By Don McIntosh
If you call 911 in Portland, expect to wait on hold for 23 seconds before speaking to a dispatcher. That’s according to a damning June 7 report by the City of Portland’s ombudsman’s office. The report says managers knowingly reported inaccurate wait time numbers to City Council. The goal of the City’s Bureau of Emergency Communications (BOEC) is to answer 90 percent of its calls within 20 seconds, but the report says BOEC is answering only 67.8 percent of calls in that time. And BOEC is aiming low: The national standard is for 90 percent of calls to be answered within 10 seconds — BOEC answers only 29.6 percent of its calls in 10 seconds.
AFSCME Local 189-2 and its members at BOEC have been sounding the alarm about call wait times for years. Both union and management agree the failure is caused by a severe staffing shortage. BOEC has been budgeted for up to 120 positions, but has been able to fill — and keep — only about 80. The short-staffing is resulting in lots of overtime. Last year there were enough overtime hours to fill 10 full-time positions. And the overtime, especially short-notice forced overtime, is causing workers to quit. That’s a vicious cycle, in which BOEC is unable to retain enough of the workers that it hires and trains to dent the short-staffing. Fully 70 percent of new hires leave or are let go within their first two years.
What could break the cycle? In contract bargaining last year, Local 189-2 proposed a 10 percent pay increase over three years to help attract and retain more dispatchers, solving the overtime crisis. [Pay at the time started at $21.70 an hour for trainees and topped $36 for senior dispatchers.] But BOEC management said no, arguing that higher pay would mean BOEC could afford fewer dispatchers. BOEC counter-offered with a combination of longevity pay and overtime bonuses. The two sides were unable to reach agreement, so the dispute went to binding arbitration.
Under Oregon law, public safety employees like 911 operators can’t strike. Instead, if union and employer reach impasse, they submit their final contract offers to a mutually-agreed-on arbitrator.
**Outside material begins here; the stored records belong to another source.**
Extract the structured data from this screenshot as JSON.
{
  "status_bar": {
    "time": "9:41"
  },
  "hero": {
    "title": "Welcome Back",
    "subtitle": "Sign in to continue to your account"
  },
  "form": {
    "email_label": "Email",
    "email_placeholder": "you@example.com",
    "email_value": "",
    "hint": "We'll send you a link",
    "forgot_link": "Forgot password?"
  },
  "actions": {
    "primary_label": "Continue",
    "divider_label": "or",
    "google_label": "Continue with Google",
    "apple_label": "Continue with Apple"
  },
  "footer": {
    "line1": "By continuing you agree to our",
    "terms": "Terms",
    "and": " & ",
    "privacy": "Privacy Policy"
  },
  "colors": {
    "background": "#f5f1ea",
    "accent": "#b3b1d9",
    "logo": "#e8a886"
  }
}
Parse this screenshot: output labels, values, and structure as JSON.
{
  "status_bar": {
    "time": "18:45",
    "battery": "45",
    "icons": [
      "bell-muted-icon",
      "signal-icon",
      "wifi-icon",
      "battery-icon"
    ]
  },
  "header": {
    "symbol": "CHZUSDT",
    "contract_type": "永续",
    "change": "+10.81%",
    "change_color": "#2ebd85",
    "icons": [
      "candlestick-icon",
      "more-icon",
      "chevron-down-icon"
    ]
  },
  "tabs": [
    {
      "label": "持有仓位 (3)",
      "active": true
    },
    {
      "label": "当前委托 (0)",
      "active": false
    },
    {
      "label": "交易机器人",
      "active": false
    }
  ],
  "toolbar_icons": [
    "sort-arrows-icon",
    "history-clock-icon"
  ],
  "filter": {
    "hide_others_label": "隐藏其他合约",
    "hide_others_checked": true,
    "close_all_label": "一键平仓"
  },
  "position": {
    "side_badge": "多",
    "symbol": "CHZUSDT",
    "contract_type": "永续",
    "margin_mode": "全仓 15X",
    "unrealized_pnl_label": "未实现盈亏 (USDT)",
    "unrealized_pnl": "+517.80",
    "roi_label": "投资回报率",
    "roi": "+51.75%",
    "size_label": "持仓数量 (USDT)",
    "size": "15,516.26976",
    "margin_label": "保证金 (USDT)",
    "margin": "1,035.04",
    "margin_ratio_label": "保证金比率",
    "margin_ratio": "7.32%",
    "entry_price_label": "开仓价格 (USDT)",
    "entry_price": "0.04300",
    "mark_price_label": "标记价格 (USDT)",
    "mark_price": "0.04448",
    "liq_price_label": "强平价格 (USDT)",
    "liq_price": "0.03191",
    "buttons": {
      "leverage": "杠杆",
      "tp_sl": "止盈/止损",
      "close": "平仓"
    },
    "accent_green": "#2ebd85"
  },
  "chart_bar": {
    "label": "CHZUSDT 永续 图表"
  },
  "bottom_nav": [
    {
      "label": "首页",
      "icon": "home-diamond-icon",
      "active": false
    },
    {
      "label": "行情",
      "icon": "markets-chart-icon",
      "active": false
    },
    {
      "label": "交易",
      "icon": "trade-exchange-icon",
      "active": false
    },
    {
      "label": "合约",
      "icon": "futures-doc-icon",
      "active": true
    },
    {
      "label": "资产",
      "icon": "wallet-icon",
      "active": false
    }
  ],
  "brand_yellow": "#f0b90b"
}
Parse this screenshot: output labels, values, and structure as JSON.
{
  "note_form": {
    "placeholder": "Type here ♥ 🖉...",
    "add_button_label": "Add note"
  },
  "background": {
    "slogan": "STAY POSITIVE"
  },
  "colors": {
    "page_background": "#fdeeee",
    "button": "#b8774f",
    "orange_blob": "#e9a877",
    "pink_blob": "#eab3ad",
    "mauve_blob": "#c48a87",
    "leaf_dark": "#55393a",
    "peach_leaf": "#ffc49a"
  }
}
The arbitrator has to pick one side’s whole package, and can’t pick and choose the best parts of each offer.
The union’s 10 percent pay increase proposal was in addition to inflation-based cost-of-living increases. The union also proposed that workers earn double time for all overtime scheduled with less than 24-hours’ notice, to discourage that practice. And it proposed that workers be allowed to refuse forced overtime twice every six months. Finally, the union proposed new pay premiums for shift work — a 4 percent premium for night shift and 3 percent for swing shift.
The employer proposal came at the overtime problem a different way: a new longevity pay step of 2 percent after nine years of service, and $500 and $1,000 bonuses for working 75 and 150 hours of overtime respectively in a calendar year. Management agreed with the union’s proposal of a 4 percent night shift pay premium, but proposed 2 percent for swing shift. And it proposed to allow workers one overtime refusal every six months, plus another for each eight instances of forced overtime.
In January, arbitrator Paul Roose toured the 911 facility and held five days of hearings. On April 26, he issued a binding decision — in favor of management’s proposal. Explaining his decision, Roose wrote that the union offer would go further than the employer’s, in some areas, to address the retention problems, and he credited the union for “an eloquently and forcefully stated theory that the entire industry underpays its dispatchers.” But he faulted the union for being unable to cite even one example of a comparable 911 call center that had improved retention by increasing base pay. Most surveyed ex-BOEC employees had cited stress and overtime — not inadequate pay and benefits — as the reasons they left, Roose wrote. And in the hearings, the City had even argued that “cliques, bullying, and hazing — not money” caused dispatchers to leave BOEC. Roose found that BOEC’s employees are paid above market, on every measure.
The arbitrator’s ruling means members are stuck with a three-year contract they didn’t agree to. It runs through June 30, 2019.
“We were not in concessionary bargaining, so it’s still a gain,” says Oregon AFSCME negotiator Rob Wheaton. “But we don’t think it’s going to be enough to help with staffing problems.”